Segment Start: Exercise input
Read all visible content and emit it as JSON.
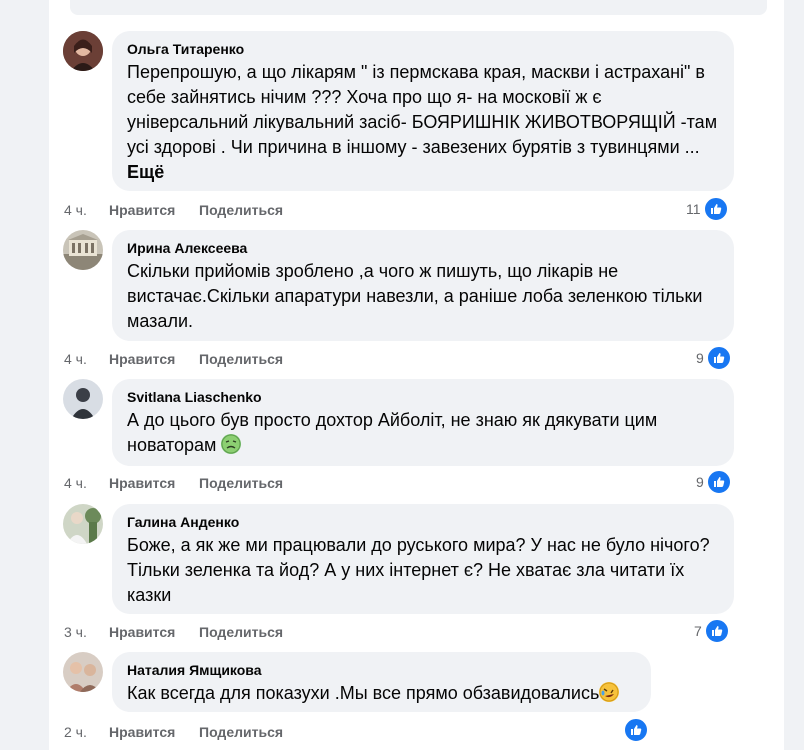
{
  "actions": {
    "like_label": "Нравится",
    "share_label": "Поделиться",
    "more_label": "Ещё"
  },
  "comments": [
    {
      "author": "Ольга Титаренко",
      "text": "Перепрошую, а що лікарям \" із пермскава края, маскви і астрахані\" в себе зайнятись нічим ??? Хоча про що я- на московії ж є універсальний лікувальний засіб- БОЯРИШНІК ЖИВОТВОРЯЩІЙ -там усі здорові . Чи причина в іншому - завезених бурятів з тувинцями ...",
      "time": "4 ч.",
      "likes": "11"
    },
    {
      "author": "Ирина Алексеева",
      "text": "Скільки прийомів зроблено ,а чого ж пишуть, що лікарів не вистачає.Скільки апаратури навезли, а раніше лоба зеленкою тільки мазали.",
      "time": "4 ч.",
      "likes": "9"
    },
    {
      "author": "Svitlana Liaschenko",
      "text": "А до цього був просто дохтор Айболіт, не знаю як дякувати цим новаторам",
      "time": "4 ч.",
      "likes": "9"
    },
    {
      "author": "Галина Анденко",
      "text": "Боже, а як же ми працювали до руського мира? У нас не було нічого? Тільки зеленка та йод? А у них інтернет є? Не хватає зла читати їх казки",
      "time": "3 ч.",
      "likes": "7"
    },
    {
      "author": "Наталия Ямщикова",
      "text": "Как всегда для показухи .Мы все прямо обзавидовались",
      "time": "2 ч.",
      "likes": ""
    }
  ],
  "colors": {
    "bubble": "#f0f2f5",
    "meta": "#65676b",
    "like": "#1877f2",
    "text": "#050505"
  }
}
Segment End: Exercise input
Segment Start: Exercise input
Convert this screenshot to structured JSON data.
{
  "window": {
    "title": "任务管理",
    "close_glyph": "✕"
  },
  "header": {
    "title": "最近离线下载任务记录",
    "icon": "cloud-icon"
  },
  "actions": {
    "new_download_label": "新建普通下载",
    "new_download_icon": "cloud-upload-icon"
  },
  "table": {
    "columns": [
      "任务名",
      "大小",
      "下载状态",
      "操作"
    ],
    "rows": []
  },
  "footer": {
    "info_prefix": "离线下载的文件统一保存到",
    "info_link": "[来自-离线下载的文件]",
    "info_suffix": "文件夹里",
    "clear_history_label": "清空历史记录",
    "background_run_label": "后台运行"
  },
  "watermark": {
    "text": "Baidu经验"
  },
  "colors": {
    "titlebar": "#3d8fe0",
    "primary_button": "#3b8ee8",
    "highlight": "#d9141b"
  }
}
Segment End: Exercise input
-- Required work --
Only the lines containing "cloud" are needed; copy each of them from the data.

-- Solution --
    "icon": "cloud-icon"
    "new_download_icon": "cloud-upload-icon"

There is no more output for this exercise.